        if (current != null && current.ID == a.ID)
        {
            // Yes, just add this post to the current employee's collection of posts
            current.WorkItems.Add(b);

            // Return null to indicate we're not done with this author yet
            return null;
        }

        // This is a different employee to the current one, or this is the
        // first time through and we don't have an employee yet

        // Save the current employee
        var prev = current;

        // Setup the new current employee
        current = a;
        current.WorkItems = new List<WorkItem>();
        current.WorkItems.Add(b);

        // Return the now populated previous employee (or null if first time through)
        return prev;
    }
}

The end result of these two methods is the same. However the alternative method will make a single request to the SQL server for data but will end up returning redundant data for the employees for each work item that is available.

Hidden Benefits

The primary hidden benefit is you no longer have to write massive SqlDataProvider update scripts every time you add a column to one of your tables. A simple update to the table is all you need. Again all the CRUD operations are handled automatically.

Jonathan Sheely

Sr Software Engineer at InspectorIT. Jonathan is an out of the box thinker who has over 10 years experience building and supporting web application software and infrastructure. Jon specializes in ASP.NET C#, Javascript and CSS but is willing to learn anything that gets the job done.

1 Comment
  • Taylor Brazelton
    Posted at 3:57 pm, June 16, 2015

    How did you get access to the [ResultColumn] token?
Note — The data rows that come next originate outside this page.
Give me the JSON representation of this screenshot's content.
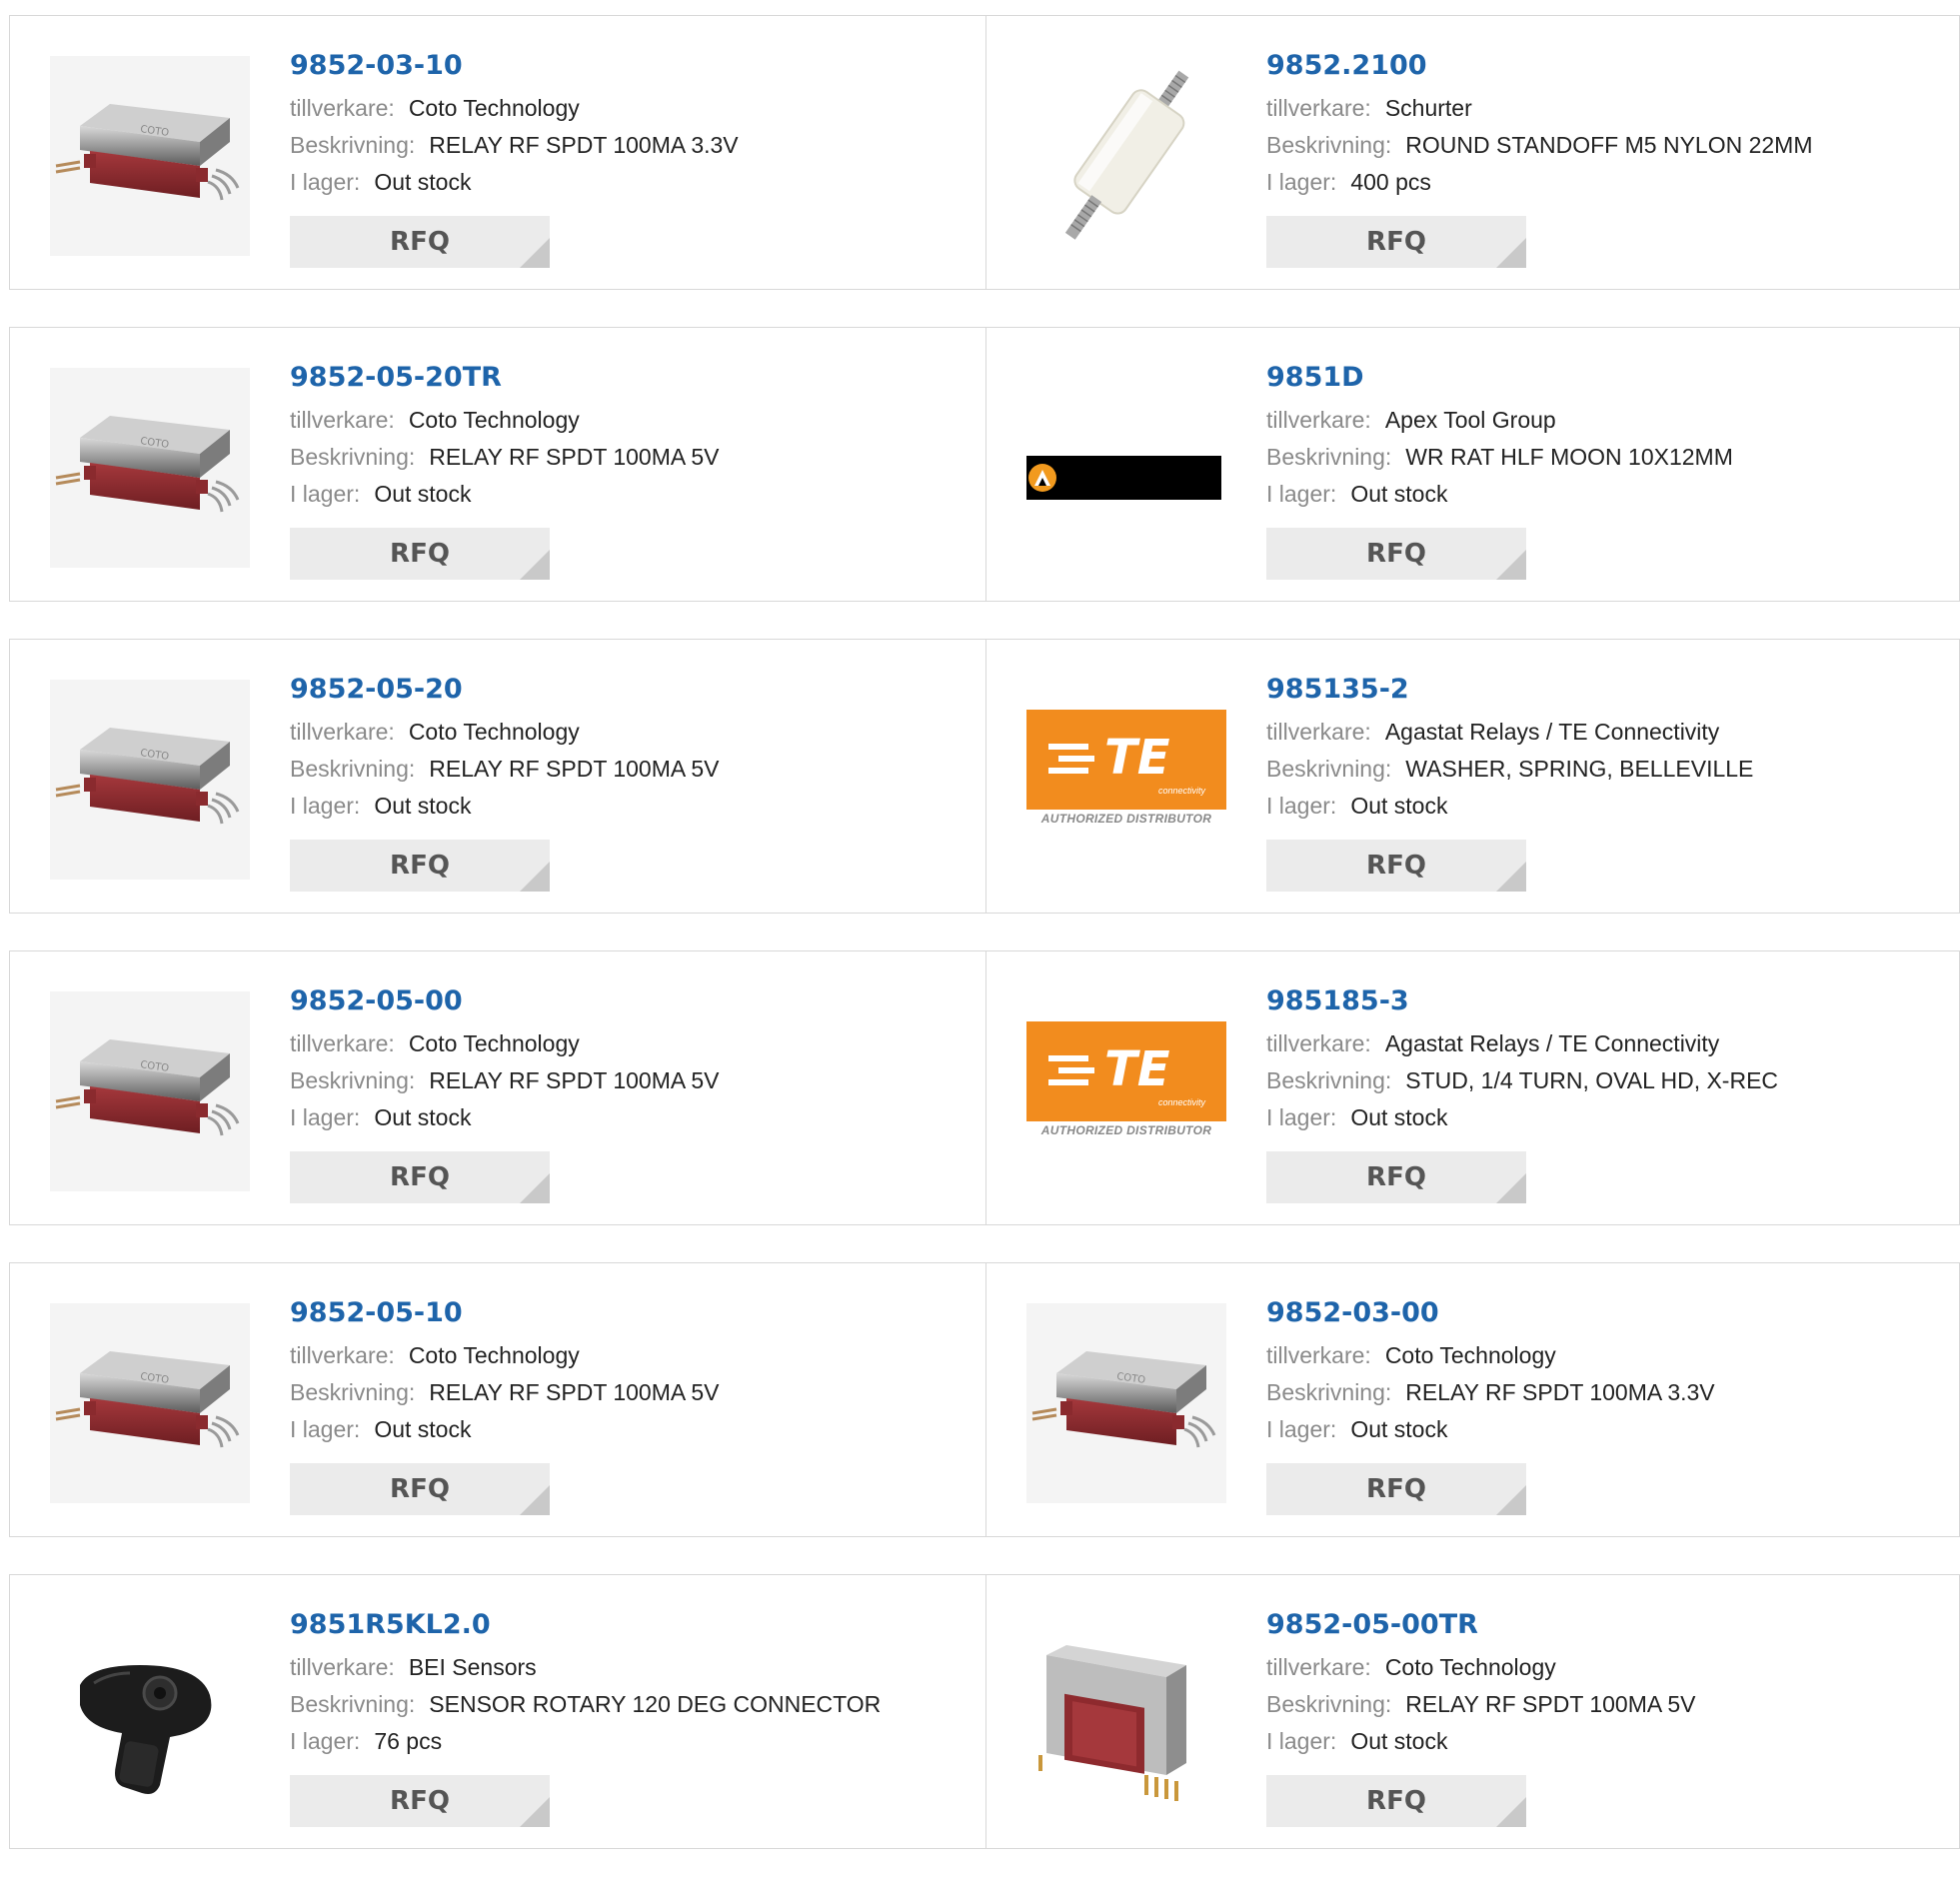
{
  "labels": {
    "manufacturer": "tillverkare:",
    "description": "Beskrivning:",
    "stock": "I lager:",
    "rfq": "RFQ"
  },
  "brand_logos": {
    "te_caption": "AUTHORIZED DISTRIBUTOR",
    "te_wordmark": "TE connectivity"
  },
  "products": [
    {
      "pn": "9852-03-10",
      "manufacturer": "Coto Technology",
      "description": "RELAY RF SPDT 100MA 3.3V",
      "stock": "Out stock",
      "image": "relay"
    },
    {
      "pn": "9852.2100",
      "manufacturer": "Schurter",
      "description": "ROUND STANDOFF M5 NYLON 22MM",
      "stock": "400 pcs",
      "image": "standoff"
    },
    {
      "pn": "9852-05-20TR",
      "manufacturer": "Coto Technology",
      "description": "RELAY RF SPDT 100MA 5V",
      "stock": "Out stock",
      "image": "relay"
    },
    {
      "pn": "9851D",
      "manufacturer": "Apex Tool Group",
      "description": "WR RAT HLF MOON 10X12MM",
      "stock": "Out stock",
      "image": "apex"
    },
    {
      "pn": "9852-05-20",
      "manufacturer": "Coto Technology",
      "description": "RELAY RF SPDT 100MA 5V",
      "stock": "Out stock",
      "image": "relay"
    },
    {
      "pn": "985135-2",
      "manufacturer": "Agastat Relays / TE Connectivity",
      "description": "WASHER, SPRING, BELLEVILLE",
      "stock": "Out stock",
      "image": "te"
    },
    {
      "pn": "9852-05-00",
      "manufacturer": "Coto Technology",
      "description": "RELAY RF SPDT 100MA 5V",
      "stock": "Out stock",
      "image": "relay"
    },
    {
      "pn": "985185-3",
      "manufacturer": "Agastat Relays / TE Connectivity",
      "description": "STUD, 1/4 TURN, OVAL HD, X-REC",
      "stock": "Out stock",
      "image": "te"
    },
    {
      "pn": "9852-05-10",
      "manufacturer": "Coto Technology",
      "description": "RELAY RF SPDT 100MA 5V",
      "stock": "Out stock",
      "image": "relay"
    },
    {
      "pn": "9852-03-00",
      "manufacturer": "Coto Technology",
      "description": "RELAY RF SPDT 100MA 3.3V",
      "stock": "Out stock",
      "image": "relay"
    },
    {
      "pn": "9851R5KL2.0",
      "manufacturer": "BEI Sensors",
      "description": "SENSOR ROTARY 120 DEG CONNECTOR",
      "stock": "76 pcs",
      "image": "sensor"
    },
    {
      "pn": "9852-05-00TR",
      "manufacturer": "Coto Technology",
      "description": "RELAY RF SPDT 100MA 5V",
      "stock": "Out stock",
      "image": "relay"
    }
  ],
  "colors": {
    "link": "#1e64aa",
    "label": "#8a8a8a",
    "button_bg": "#ebebeb",
    "te_orange": "#f28c1e"
  }
}
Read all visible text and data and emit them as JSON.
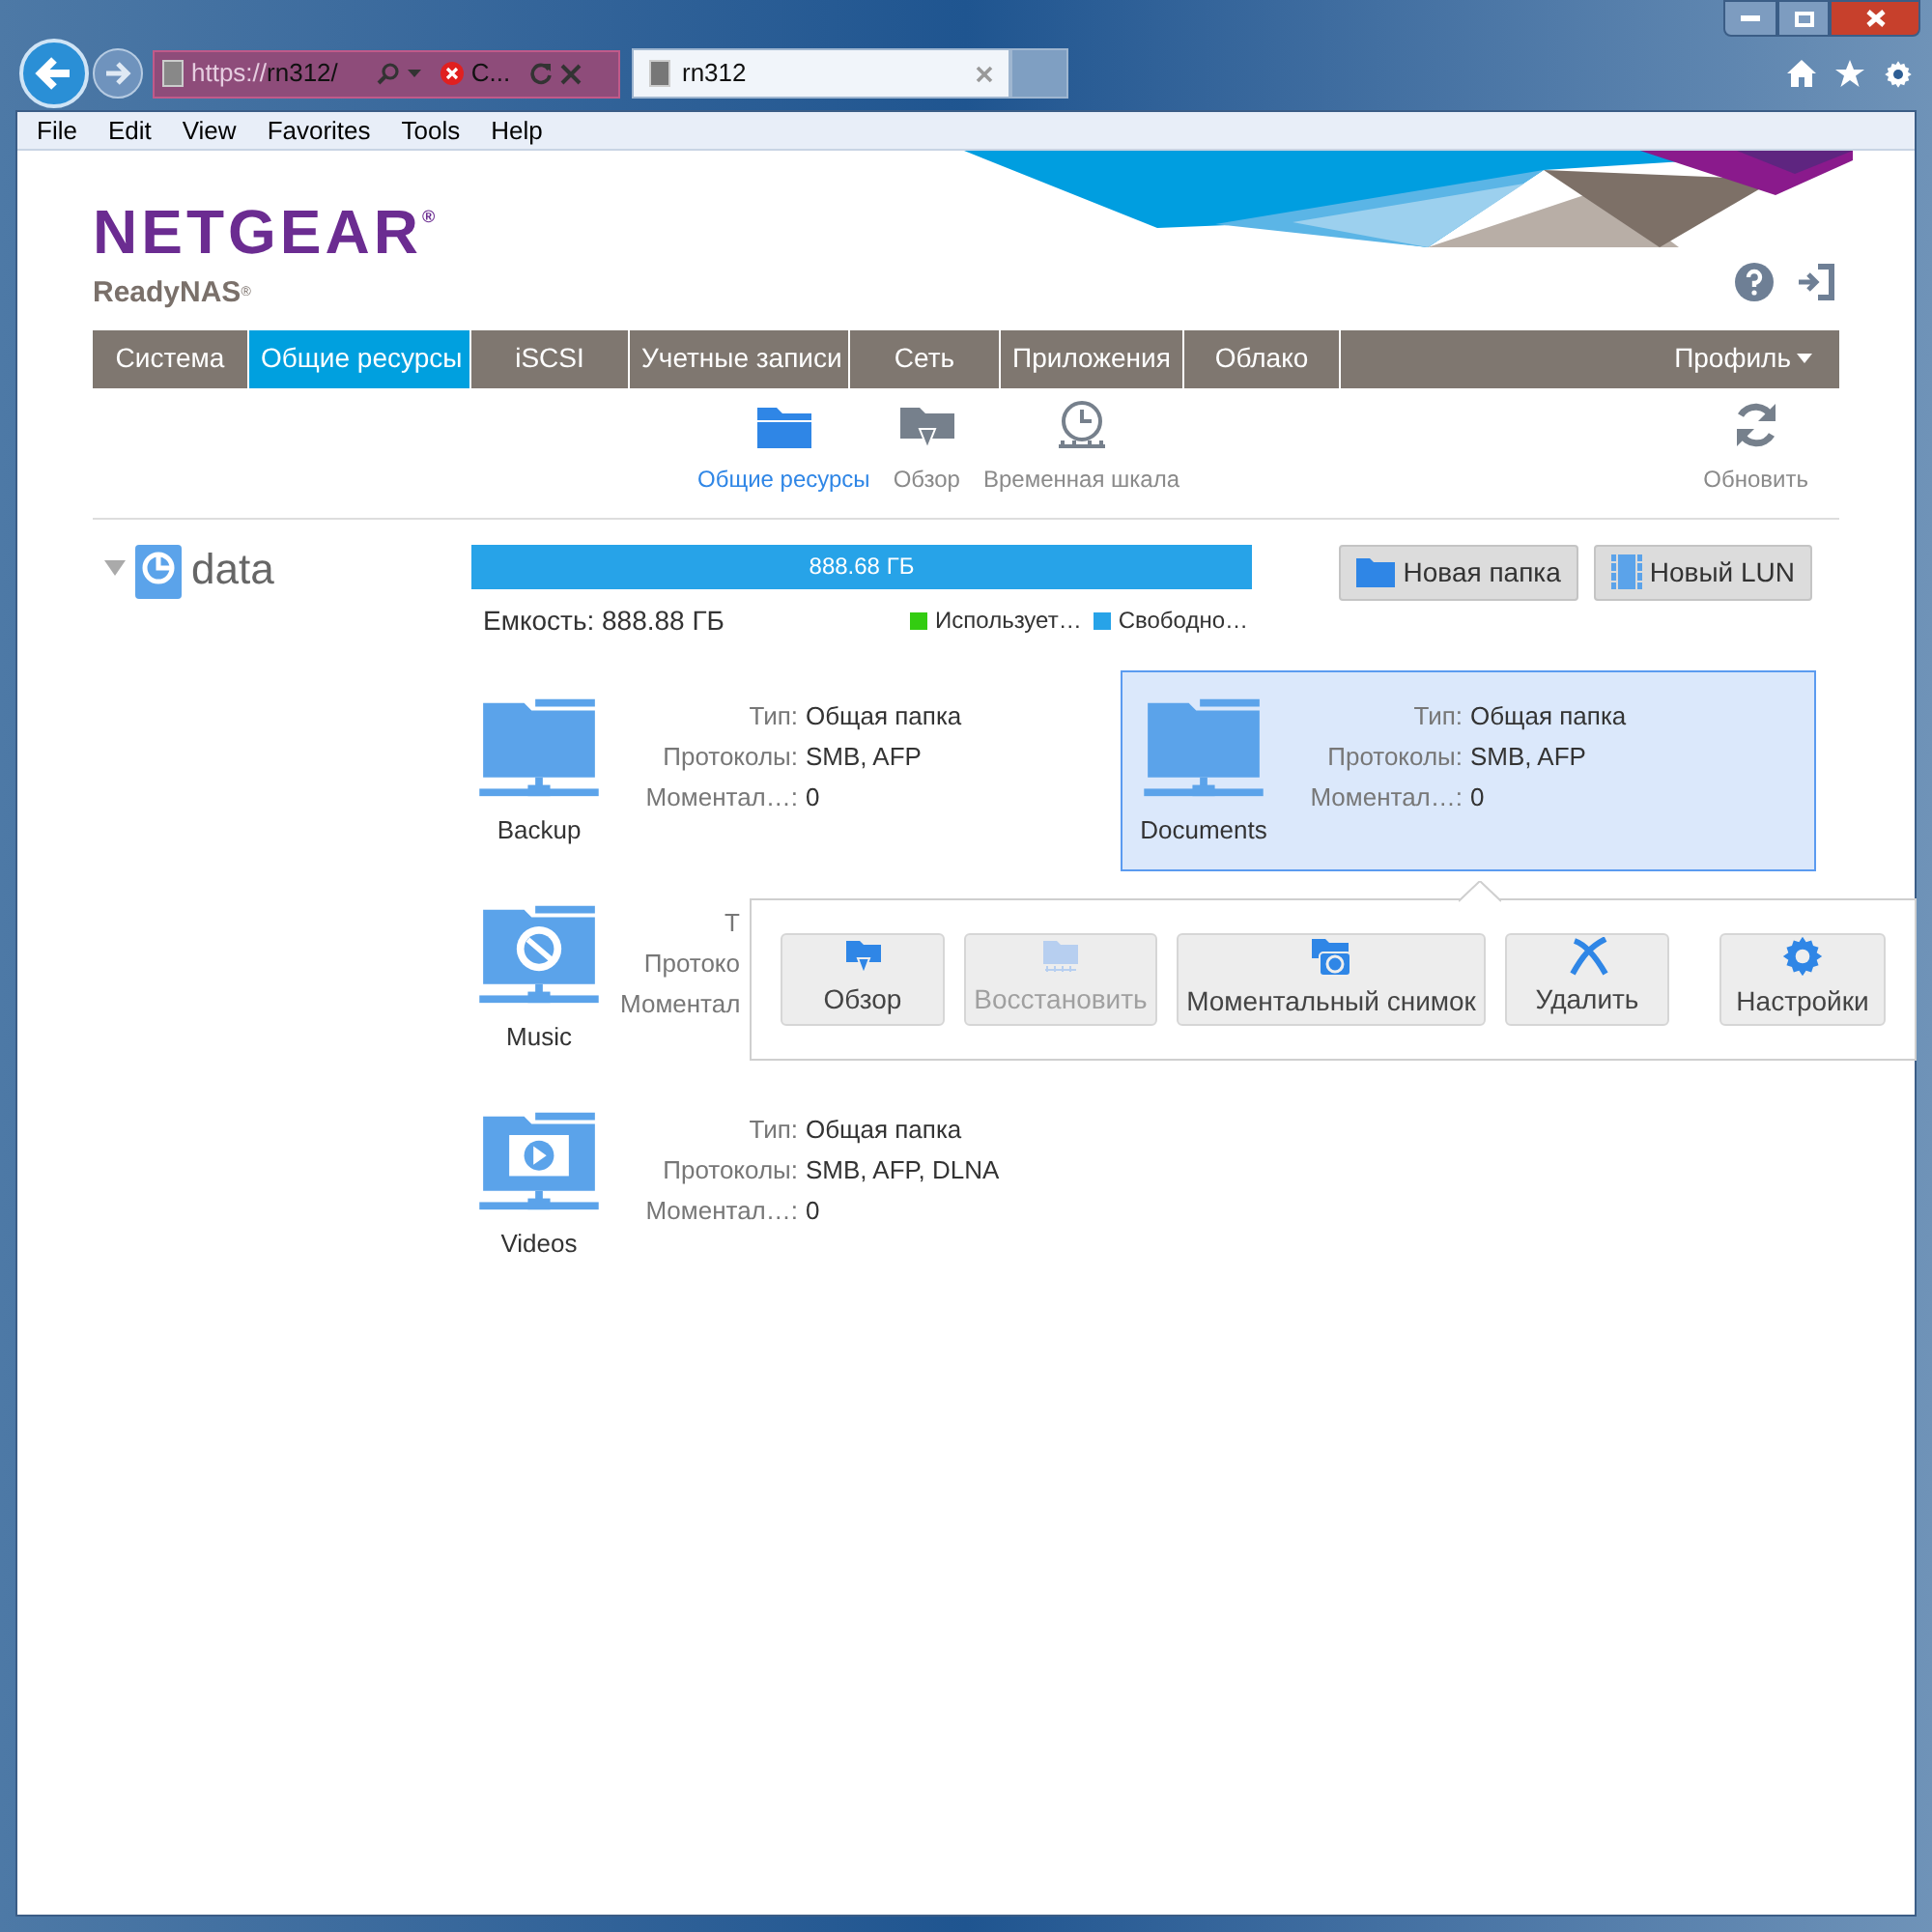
{
  "browser": {
    "address_prefix": "https://",
    "address": "rn312/",
    "cert_error": "C...",
    "tab_title": "rn312",
    "menu": [
      "File",
      "Edit",
      "View",
      "Favorites",
      "Tools",
      "Help"
    ]
  },
  "header": {
    "brand": "NETGEAR",
    "brand_mark": "®",
    "product": "ReadyNAS",
    "product_mark": "®"
  },
  "nav": {
    "tabs": [
      {
        "label": "Система",
        "selected": false
      },
      {
        "label": "Общие ресурсы",
        "selected": true
      },
      {
        "label": "iSCSI",
        "selected": false
      },
      {
        "label": "Учетные записи",
        "selected": false
      },
      {
        "label": "Сеть",
        "selected": false
      },
      {
        "label": "Приложения",
        "selected": false
      },
      {
        "label": "Облако",
        "selected": false
      }
    ],
    "profile": "Профиль"
  },
  "subnav": {
    "items": [
      {
        "label": "Общие ресурсы",
        "selected": true
      },
      {
        "label": "Обзор",
        "selected": false
      },
      {
        "label": "Временная шкала",
        "selected": false
      }
    ],
    "refresh": "Обновить"
  },
  "volume": {
    "name": "data",
    "expanded": true,
    "bar_label": "888.68 ГБ",
    "level": 1,
    "capacity": "Емкость: 888.88 ГБ",
    "legend": [
      {
        "label": "Использует…",
        "color": "#33cc11"
      },
      {
        "label": "Свободно…",
        "color": "#27a3e8"
      }
    ]
  },
  "actions": [
    "Новая папка",
    "Новый LUN"
  ],
  "shares": [
    {
      "name": "Backup",
      "kind": "folder",
      "selected": false,
      "fields": [
        {
          "label": "Тип:",
          "value": "Общая папка"
        },
        {
          "label": "Протоколы:",
          "value": "SMB, AFP"
        },
        {
          "label": "Моментал…:",
          "value": "0"
        }
      ]
    },
    {
      "name": "Documents",
      "kind": "folder",
      "selected": true,
      "fields": [
        {
          "label": "Тип:",
          "value": "Общая папка"
        },
        {
          "label": "Протоколы:",
          "value": "SMB, AFP"
        },
        {
          "label": "Моментал…:",
          "value": "0"
        }
      ]
    },
    {
      "name": "Music",
      "kind": "music",
      "selected": false,
      "fields": [
        {
          "label": "Т"
        },
        {
          "label": "Протоко"
        },
        {
          "label": "Моментал"
        }
      ]
    },
    {
      "name": "Videos",
      "kind": "video",
      "selected": false,
      "fields": [
        {
          "label": "Тип:",
          "value": "Общая папка"
        },
        {
          "label": "Протоколы:",
          "value": "SMB, AFP, DLNA"
        },
        {
          "label": "Моментал…:",
          "value": "0"
        }
      ]
    }
  ],
  "popup": {
    "buttons": [
      {
        "label": "Обзор",
        "kind": "browse",
        "disabled": false
      },
      {
        "label": "Восстановить",
        "kind": "restore",
        "disabled": true
      },
      {
        "label": "Моментальный снимок",
        "kind": "snapshot",
        "disabled": false
      },
      {
        "label": "Удалить",
        "kind": "delete",
        "disabled": false
      },
      {
        "label": "Настройки",
        "kind": "settings",
        "disabled": false
      }
    ]
  }
}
I always get an error as it can’t find the namespace or type.